A lot has been made of the Yankees' record against above .500 teams vs below, but tonight's game brings perhaps a more telling statistic to light: the Yanks' ability to stand up to dominant hurlers. Roy Halladay came into tonight's game sporting a 2.68 ERA, and left with his tail between his legs (after staying in all 9?), making it the first time all season he's lost back to back games.

As good as he is and despite his 0 BB/5K game tonight, his turnaround time for post-DL recovery is nothing to write home about. The guy who monopolized MLB headlines and made "trade deadline" one of the most googled phrases since "Erin Andrews", has let up 21 hits in his last 2 starts.

It didn't look like it was going to be this hard-hitting slaughter ("slaughter" by Doc's comparative standards, anyway) in the early innings, with the first run coming from Johnny Damon, whose ever-productive bat against Halladay landed him on first. A-Rod's non-HR-hitting-yet-still-solid-bat brought him home. When Matsui reached on Kevin Millar's throwing error, A-Rod motored around third and took advantage of the fact he could get away with knocking the ball out of a glove without getting both called out and sentenced to eternal demonization.

The Jays made a gentle but still unnerving comeback bid, when Pettitte loaded the bases with 2 walks and a Aaron Hill's single, but Alex Rios' sac fly was all that they'd get on the opportunity. (Pettitte seems like the easiest pitcher to know when to take out, which is why whenever he hangs around too long, it makes me scratch my head. Basically wears his arm on his sleeve, so to speak. Tonight was the first time in a while I felt Girardi pulled him at the exact, right moment.)

But that was where he stopped making sense to me. I haven't had many Girardi Gripes lately, but putting in Phil Hughes for for 3 outs, then letting Mariano Rivera handle the last 4 seemed a little strange. Especially since Mo was uncharacteristically liberal with his pitch count. But being Mo, he got out of it to bank his 31st save.

And likewise, the Yanks still got out on top. Pettitte still got to taste a small game victory with big game implications (a little like the aggro crag winner on GUTS.) And the Yankees brass got to drink in the comfort that comes from getting to see exactly what they missed out on. Which I'm sure engenders about as much regret as seeing your former flame 80 pounds heavier eating Duncan Hines icing from a jar in a bowling alley parking lot.
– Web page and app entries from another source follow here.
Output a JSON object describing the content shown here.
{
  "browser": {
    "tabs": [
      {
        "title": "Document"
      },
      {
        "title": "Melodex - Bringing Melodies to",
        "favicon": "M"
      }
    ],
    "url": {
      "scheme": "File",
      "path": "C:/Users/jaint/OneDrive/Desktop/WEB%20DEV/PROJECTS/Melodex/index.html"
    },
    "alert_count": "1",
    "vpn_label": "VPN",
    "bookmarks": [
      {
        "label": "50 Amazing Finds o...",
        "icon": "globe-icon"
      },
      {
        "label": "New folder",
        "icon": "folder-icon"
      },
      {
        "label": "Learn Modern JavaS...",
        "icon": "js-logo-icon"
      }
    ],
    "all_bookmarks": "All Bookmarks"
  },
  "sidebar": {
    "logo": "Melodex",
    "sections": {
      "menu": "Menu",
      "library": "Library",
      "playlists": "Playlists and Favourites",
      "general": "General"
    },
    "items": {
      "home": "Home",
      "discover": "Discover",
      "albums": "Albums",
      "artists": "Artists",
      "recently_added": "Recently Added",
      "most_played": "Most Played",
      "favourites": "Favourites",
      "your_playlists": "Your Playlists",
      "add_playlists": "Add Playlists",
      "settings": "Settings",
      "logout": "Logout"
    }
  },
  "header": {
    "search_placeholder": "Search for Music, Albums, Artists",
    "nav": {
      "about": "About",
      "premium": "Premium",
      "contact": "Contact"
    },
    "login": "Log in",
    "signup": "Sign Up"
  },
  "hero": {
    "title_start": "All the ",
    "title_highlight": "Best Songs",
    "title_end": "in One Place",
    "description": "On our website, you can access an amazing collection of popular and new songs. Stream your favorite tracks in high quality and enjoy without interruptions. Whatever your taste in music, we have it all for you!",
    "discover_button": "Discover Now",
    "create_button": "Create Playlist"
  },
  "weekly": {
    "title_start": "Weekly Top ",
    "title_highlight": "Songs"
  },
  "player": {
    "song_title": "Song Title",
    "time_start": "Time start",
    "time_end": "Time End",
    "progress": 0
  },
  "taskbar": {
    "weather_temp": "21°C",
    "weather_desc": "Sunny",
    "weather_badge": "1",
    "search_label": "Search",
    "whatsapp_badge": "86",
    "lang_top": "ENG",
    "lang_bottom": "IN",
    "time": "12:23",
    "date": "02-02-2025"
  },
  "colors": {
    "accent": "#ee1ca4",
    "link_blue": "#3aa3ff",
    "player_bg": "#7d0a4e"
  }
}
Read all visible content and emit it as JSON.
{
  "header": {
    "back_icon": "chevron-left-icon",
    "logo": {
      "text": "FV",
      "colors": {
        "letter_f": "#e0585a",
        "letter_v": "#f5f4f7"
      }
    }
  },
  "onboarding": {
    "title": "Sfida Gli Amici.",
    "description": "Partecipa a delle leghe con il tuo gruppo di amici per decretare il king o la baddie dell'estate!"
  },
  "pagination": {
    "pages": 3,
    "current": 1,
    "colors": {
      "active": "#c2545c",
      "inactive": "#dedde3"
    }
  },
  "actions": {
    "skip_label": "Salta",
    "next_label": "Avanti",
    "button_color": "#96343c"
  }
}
Now, if Sergio Mitre can pitch a marginally good game tomorrow, the Powers That Be will have bought yet even more time in their hide and seek match with the 5-man-rotation-elephant in the room.

My first inclination is to not hold my breath on that one, but you never know... I never thought I'd see a player with a harder name to spell than Doug Mientkiewicz, but then I saw who the Jays were sending in tomorrow. So anything's possible.